Anyone who predicted the Vegas Golden Knights to make it this far in their inaugural season was either dabbling in some wishful thinking or is a prophet. Anyone who now claims they foresaw a 3-0 series lead over the Los Angeles Kings is likely a liar.
The Golden Knights are in a position to sweep the Kings and propel themselves to the second round of the NHL Playoffs—a surprising feat considering many onlookers thought the Kings would be able to edge them out. What’s more impressive is how well they have played in order to get there. They play 60 minutes of solid hockey, can beat teams in all three zones, and have received scoring up and down the lineup—not to mention the play of Marc-Andre Fleury. Simply put, it looks like the Golden Knights have what it takes to go the distance.
Golden Knights Can Go the Distance
If there were any doubts about the Golden Knights’ success heading into the postseason, it was the potential lack of scoring up and down the lineup. Though they’ve received a fair amount throughout the year, the playoffs are simply different and “young” and “inexperienced” have been adjectives tossed around quite often.
But Vegas has 12 point-producers in their first three postseason games. Only five players—James Neal, Shea Theodore, Reilly Smith, Alex Tuch, and Jonathan Marchessault—have two points. If that doesn’t indicate that all 18 skaters are contributing then I don’t know what does.
Better yet, the Golden Knights have shown that they can gain momentum quite easily and steal it back if it is lost. They displayed this in Game 3 on Sunday night when the Kings went up 1-0 in the first period in front of a raucous home crowd.
But the Knights were not disheartened, even though they were being out-shot, out-hit, and giving up a plethora of scoring chances. They showed poise by battling back and keeping it a one-goal game up until the third period where they were able to tie it.
After Cody Eakin’s goal in the early stages of the third period, Vegas poured on the pressure. They smelled blood and did not want this game going into overtime. They received a goal from Neal and then another from William Karlsson just 21 seconds later, showing that they were not content with sitting on a one-goal lead. This proved to be the difference maker: Anze Kopitar scored with just over two minutes remaining, making Karlsson’s goal the game-winner.
Vegas has displayed poise throughout the series thus far, taking early leads in both Games 1 and 2 and snagging a very important double-overtime win before sending the series to Los Angeles. While the Nashville Predators and Winnipeg Jets are widely considered the most formidable Cup contenders in the Western Conference, the Golden Knights have earned the right to be added to that list.
Marc-Andre Fleury in Stanley-Cup Form

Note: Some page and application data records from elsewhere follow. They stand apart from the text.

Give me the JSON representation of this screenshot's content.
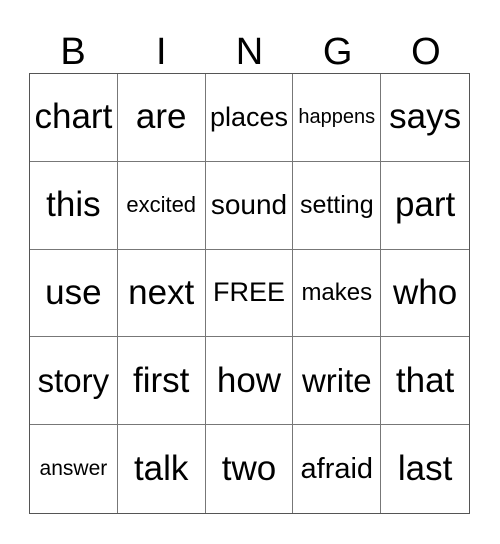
{
  "card": {
    "header": [
      "B",
      "I",
      "N",
      "G",
      "O"
    ],
    "rows": [
      [
        "chart",
        "are",
        "places",
        "happens",
        "says"
      ],
      [
        "this",
        "excited",
        "sound",
        "setting",
        "part"
      ],
      [
        "use",
        "next",
        "FREE",
        "makes",
        "who"
      ],
      [
        "story",
        "first",
        "how",
        "write",
        "that"
      ],
      [
        "answer",
        "talk",
        "two",
        "afraid",
        "last"
      ]
    ]
  }
}
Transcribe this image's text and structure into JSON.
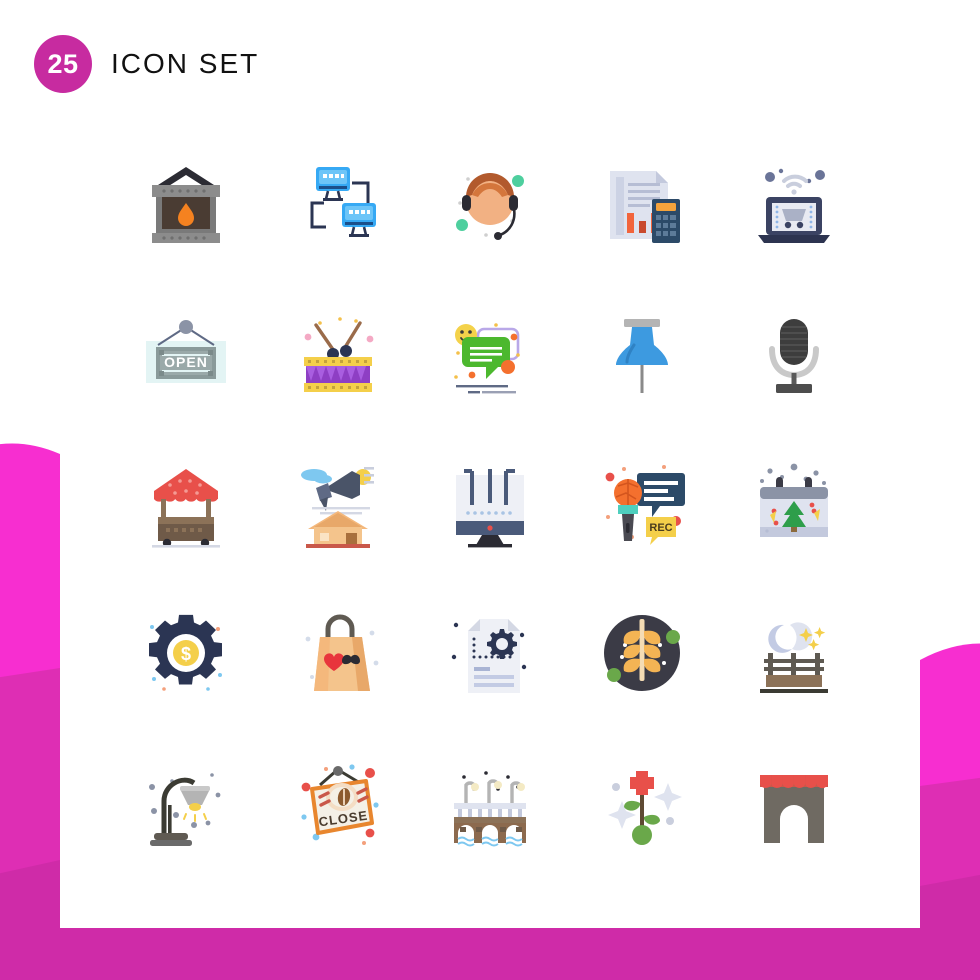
{
  "header": {
    "count": "25",
    "title": "ICON SET",
    "badge_color": "#c72ba0",
    "title_color": "#111111"
  },
  "theme": {
    "background": "#ffffff",
    "pink_light": "#f72ed0",
    "pink_mid": "#de2eb4",
    "pink_dark": "#cf2ba8"
  },
  "decor": [
    {
      "name": "pink-shape-left",
      "position": "left"
    },
    {
      "name": "pink-shape-right",
      "position": "right"
    },
    {
      "name": "pink-bar-bottom",
      "position": "bottom"
    }
  ],
  "grid": {
    "columns": 5,
    "rows": 5,
    "total": 25
  },
  "icons": [
    {
      "id": "fireplace",
      "label": "Fireplace",
      "row": 1,
      "col": 1
    },
    {
      "id": "network",
      "label": "Computer Network",
      "row": 1,
      "col": 2
    },
    {
      "id": "support-agent",
      "label": "Customer Support",
      "row": 1,
      "col": 3
    },
    {
      "id": "accounting",
      "label": "Accounting Report",
      "row": 1,
      "col": 4
    },
    {
      "id": "online-shopping",
      "label": "Online Shopping Laptop",
      "row": 1,
      "col": 5
    },
    {
      "id": "open-sign",
      "label": "Open Sign",
      "row": 2,
      "col": 1,
      "text": "OPEN"
    },
    {
      "id": "drum",
      "label": "Drum",
      "row": 2,
      "col": 2
    },
    {
      "id": "feedback-chat",
      "label": "Feedback Chat",
      "row": 2,
      "col": 3
    },
    {
      "id": "push-pin",
      "label": "Push Pin",
      "row": 2,
      "col": 4
    },
    {
      "id": "microphone",
      "label": "Microphone",
      "row": 2,
      "col": 5
    },
    {
      "id": "market-stall",
      "label": "Market Stall Cart",
      "row": 3,
      "col": 1
    },
    {
      "id": "advertising",
      "label": "Real Estate Advertising",
      "row": 3,
      "col": 2
    },
    {
      "id": "tv-antenna",
      "label": "Television Antenna",
      "row": 3,
      "col": 3
    },
    {
      "id": "recording",
      "label": "Recording Microphone",
      "row": 3,
      "col": 4,
      "text": "REC"
    },
    {
      "id": "christmas-calendar",
      "label": "Christmas Calendar",
      "row": 3,
      "col": 5
    },
    {
      "id": "money-gear",
      "label": "Money Management Gear",
      "row": 4,
      "col": 1
    },
    {
      "id": "shopping-bag-love",
      "label": "Shopping Bag Love",
      "row": 4,
      "col": 2
    },
    {
      "id": "document-settings",
      "label": "Document Settings",
      "row": 4,
      "col": 3
    },
    {
      "id": "wheat",
      "label": "Wheat Grain",
      "row": 4,
      "col": 4
    },
    {
      "id": "night-bench",
      "label": "Park Bench At Night",
      "row": 4,
      "col": 5
    },
    {
      "id": "desk-lamp",
      "label": "Desk Lamp",
      "row": 5,
      "col": 1
    },
    {
      "id": "close-sign",
      "label": "Close Sign",
      "row": 5,
      "col": 2,
      "text": "CLOSE"
    },
    {
      "id": "bridge",
      "label": "Bridge",
      "row": 5,
      "col": 3
    },
    {
      "id": "flower",
      "label": "Flower Plant",
      "row": 5,
      "col": 4
    },
    {
      "id": "shop-front",
      "label": "Shop Front",
      "row": 5,
      "col": 5
    }
  ]
}
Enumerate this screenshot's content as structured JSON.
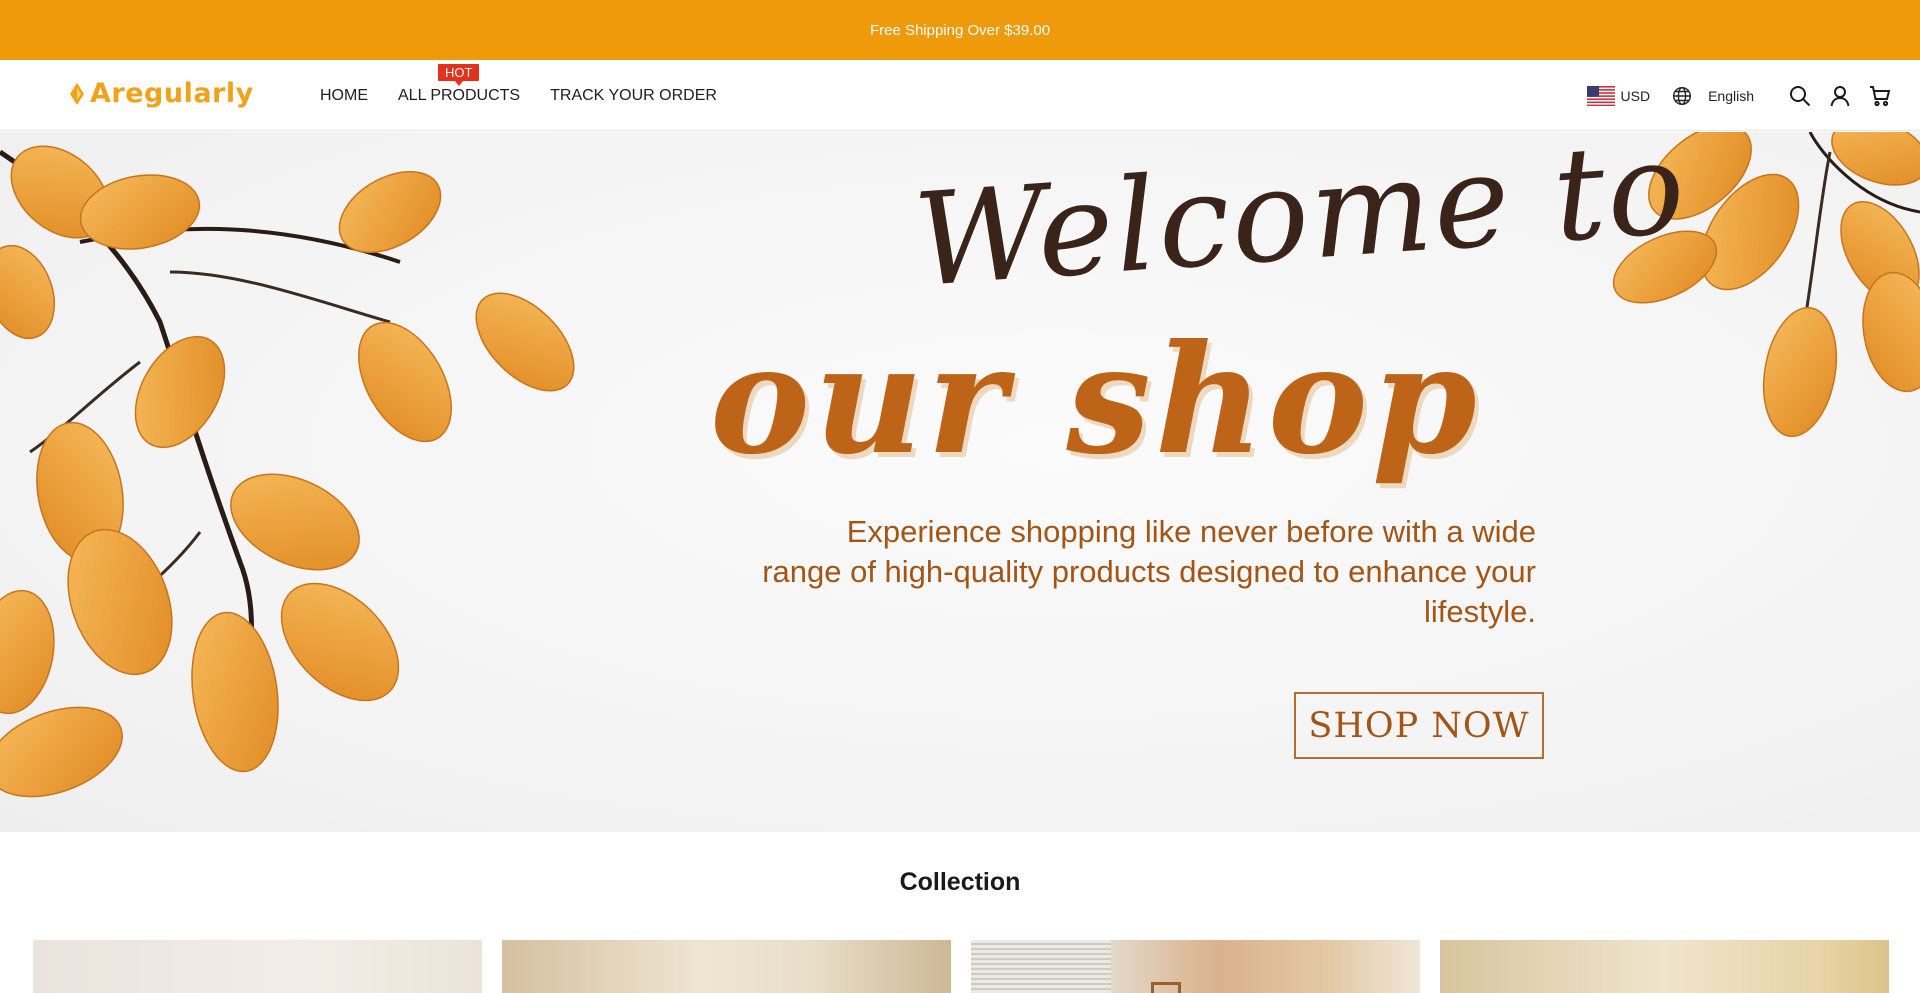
{
  "announcement": {
    "text": "Free Shipping Over $39.00"
  },
  "header": {
    "logo_text": "Aregularly",
    "brand_color": "#f0a21a",
    "nav": [
      {
        "label": "HOME"
      },
      {
        "label": "ALL PRODUCTS",
        "badge": "HOT"
      },
      {
        "label": "TRACK YOUR ORDER"
      }
    ],
    "currency": {
      "label": "USD",
      "icon": "us-flag-icon"
    },
    "language": {
      "label": "English",
      "icon": "globe-icon"
    },
    "icons": [
      "search-icon",
      "account-icon",
      "cart-icon"
    ]
  },
  "hero": {
    "title_script": "Welcome to",
    "title_bold": "our shop",
    "description": "Experience shopping like never before with a wide range of high-quality products designed to enhance your lifestyle.",
    "cta_label": "SHOP NOW",
    "colors": {
      "script": "#3a2318",
      "accent": "#bd6418",
      "leaves": "#f0a545"
    }
  },
  "collection": {
    "title": "Collection",
    "cards": [
      {
        "name": "collection-card-1"
      },
      {
        "name": "collection-card-2"
      },
      {
        "name": "collection-card-3"
      },
      {
        "name": "collection-card-4"
      }
    ]
  },
  "colors": {
    "announcement_bg": "#ee9a0b",
    "hot_badge": "#e2311d"
  }
}
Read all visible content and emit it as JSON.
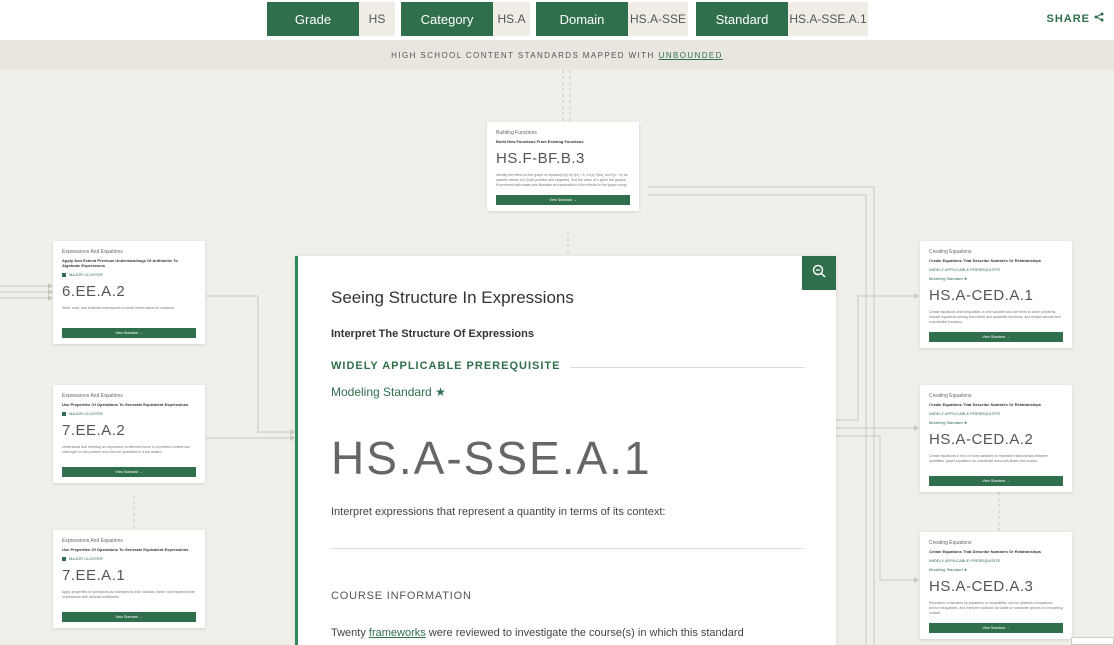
{
  "nav": {
    "grade_label": "Grade",
    "grade_value": "HS",
    "category_label": "Category",
    "category_value": "HS.A",
    "domain_label": "Domain",
    "domain_value": "HS.A-SSE",
    "standard_label": "Standard",
    "standard_value": "HS.A-SSE.A.1",
    "share": "SHARE"
  },
  "banner": {
    "text": "HIGH SCHOOL CONTENT STANDARDS MAPPED WITH",
    "link": "UNBOUNDED"
  },
  "cards": {
    "top": {
      "domain": "Building Functions",
      "cluster": "Build New Functions From Existing Functions",
      "code": "HS.F-BF.B.3",
      "desc": "Identify the effect on the graph of replacing f(x) by f(x) + k, k f(x), f(kx), and f(x + k) for specific values of k (both positive and negative); find the value of k given the graphs. Experiment with cases and illustrate an explanation of the effects on the graph using technology.",
      "btn": "View Standard →"
    },
    "l1": {
      "domain": "Expressions And Equations",
      "cluster": "Apply And Extend Previous Understandings Of Arithmetic To Algebraic Expressions",
      "tag": "MAJOR CLUSTER",
      "code": "6.EE.A.2",
      "desc": "Write, read, and evaluate expressions in which letters stand for numbers.",
      "btn": "View Standard →"
    },
    "l2": {
      "domain": "Expressions And Equations",
      "cluster": "Use Properties Of Operations To Generate Equivalent Expressions",
      "tag": "MAJOR CLUSTER",
      "code": "7.EE.A.2",
      "desc": "Understand that rewriting an expression in different forms in a problem context can shed light on the problem and how the quantities in it are related.",
      "btn": "View Standard →"
    },
    "l3": {
      "domain": "Expressions And Equations",
      "cluster": "Use Properties Of Operations To Generate Equivalent Expressions",
      "tag": "MAJOR CLUSTER",
      "code": "7.EE.A.1",
      "desc": "Apply properties of operations as strategies to add, subtract, factor, and expand linear expressions with rational coefficients.",
      "btn": "View Standard →"
    },
    "r1": {
      "domain": "Creating Equations",
      "cluster": "Create Equations That Describe Numbers Or Relationships",
      "tag": "WIDELY APPLICABLE PREREQUISITE",
      "tag2": "Modeling Standard ★",
      "code": "HS.A-CED.A.1",
      "desc": "Create equations and inequalities in one variable and use them to solve problems. Include equations arising from linear and quadratic functions, and simple rational and exponential functions.",
      "btn": "View Standard →"
    },
    "r2": {
      "domain": "Creating Equations",
      "cluster": "Create Equations That Describe Numbers Or Relationships",
      "tag": "WIDELY APPLICABLE PREREQUISITE",
      "tag2": "Modeling Standard ★",
      "code": "HS.A-CED.A.2",
      "desc": "Create equations in two or more variables to represent relationships between quantities; graph equations on coordinate axes with labels and scales.",
      "btn": "View Standard →"
    },
    "r3": {
      "domain": "Creating Equations",
      "cluster": "Create Equations That Describe Numbers Or Relationships",
      "tag": "WIDELY APPLICABLE PREREQUISITE",
      "tag2": "Modeling Standard ★",
      "code": "HS.A-CED.A.3",
      "desc": "Represent constraints by equations or inequalities, and by systems of equations and/or inequalities, and interpret solutions as viable or nonviable options in a modeling context.",
      "btn": "View Standard →"
    }
  },
  "main": {
    "title": "Seeing Structure In Expressions",
    "subtitle": "Interpret The Structure Of Expressions",
    "wap": "WIDELY APPLICABLE PREREQUISITE",
    "modeling": "Modeling Standard ★",
    "code": "HS.A-SSE.A.1",
    "description": "Interpret expressions that represent a quantity in terms of its context:",
    "course_heading": "COURSE INFORMATION",
    "frame_pre": "Twenty ",
    "frame_link": "frameworks",
    "frame_post": " were reviewed to investigate the course(s) in which this standard"
  }
}
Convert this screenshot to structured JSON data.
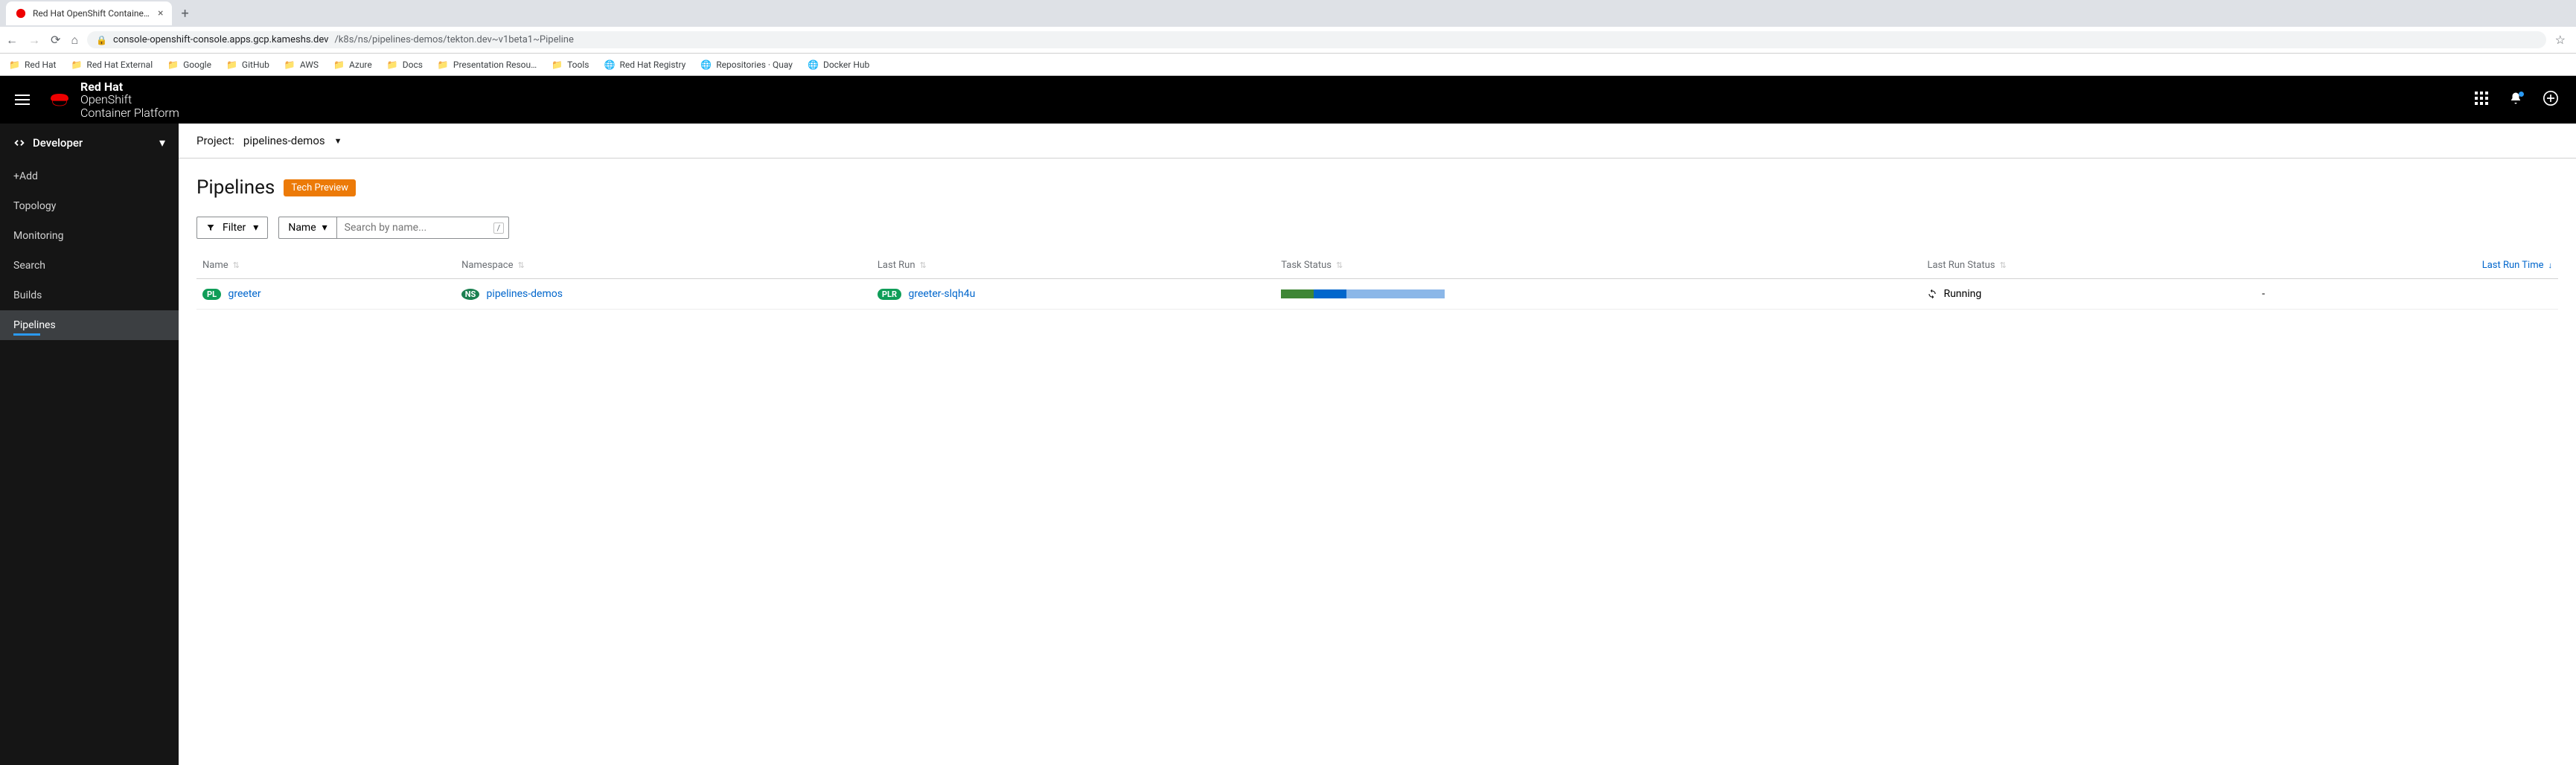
{
  "browser": {
    "tab_title": "Red Hat OpenShift Container Pla",
    "url_host": "console-openshift-console.apps.gcp.kameshs.dev",
    "url_path": "/k8s/ns/pipelines-demos/tekton.dev~v1beta1~Pipeline",
    "bookmarks": [
      "Red Hat",
      "Red Hat External",
      "Google",
      "GitHub",
      "AWS",
      "Azure",
      "Docs",
      "Presentation Resou…",
      "Tools",
      "Red Hat Registry",
      "Repositories · Quay",
      "Docker Hub"
    ]
  },
  "masthead": {
    "brand_bold": "Red Hat",
    "brand_line2": "OpenShift",
    "brand_line3": "Container Platform"
  },
  "sidebar": {
    "perspective": "Developer",
    "items": [
      "+Add",
      "Topology",
      "Monitoring",
      "Search",
      "Builds",
      "Pipelines"
    ]
  },
  "project_bar": {
    "label": "Project:",
    "value": "pipelines-demos"
  },
  "page": {
    "title": "Pipelines",
    "badge": "Tech Preview"
  },
  "toolbar": {
    "filter_label": "Filter",
    "type_label": "Name",
    "search_placeholder": "Search by name...",
    "shortcut": "/"
  },
  "table": {
    "headers": {
      "name": "Name",
      "namespace": "Namespace",
      "last_run": "Last Run",
      "task_status": "Task Status",
      "last_run_status": "Last Run Status",
      "last_run_time": "Last Run Time"
    },
    "row": {
      "pl_badge": "PL",
      "name": "greeter",
      "ns_badge": "NS",
      "namespace": "pipelines-demos",
      "plr_badge": "PLR",
      "last_run": "greeter-slqh4u",
      "status": "Running",
      "last_run_time": "-"
    }
  }
}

Fleury has been Vegas’s MVP in the early stages of the playoffs. He shutout the Kings in Game 1 with 30 saves and then saved 29 of 30 shots in Game 2 before stopping 37 of 39 shots in Game 3. After giving up six goals on 18 shots during his last regular-season game, his response in the postseason is certainly inspiring and indicates that it was merely a hiccup.
But stellar performances are not a rarity for Fleury. Though some were skeptical that the goaltender would have what it takes to lead the Golden Knights to glory, others saw Fleury as one of the best picks of Vegas’s expansion draft. The former Pittsburgh Penguin accumulated a record of 29-13-4 during the regular season to go along with his 2.24 goals-against average (GAA) and a .927 save percentage (SV%).
So far these playoffs, Fleury is 3-0 with some jaw-dropping stats: a .970 SV% and 0.84 GAA. Talk about performing when it matters most—though that is a well-known characteristic of the 33-year-old. After all, Fleury is a three-time Stanley Cup Champion. In 118 playoff games to date, the first overall pick of the 2003 NHL Entry Draft is 65-51 with a 2.59 GAA and a .910 SV%.
The most compelling story of this series is the battle between Fleury and the Kings’ Jonathan Quick. The two goaltenders split a total of five Stanley Cups between them, and these individuals are why all three games thus far have been decided by just one goal. Quick made 54 saves on 56 shots during Game 2—the most of his playoff career. Yet, the Golden Knight was able to outlast the 2011-12 Conn Smythe winner three times in this series so far. Fleury has been proving that the role of a goaltender is not to win a race but to win a marathon.
The marathon will continue on Tuesday night when Los Angeles plays host to Game 4 of the series. If the Golden Knights receive the same production up and down the bench and another stellar performance from Fleury, they’ll be heading for the second round of the playoffs.
I cover the Boston Bruins and NCAA Hockey here at The Hockey Writers. Born and raised 10 miles north of Boston, I developed a love for the game of ice hockey at a very young age. There’s really nothing better than this sport, though steak is a close second.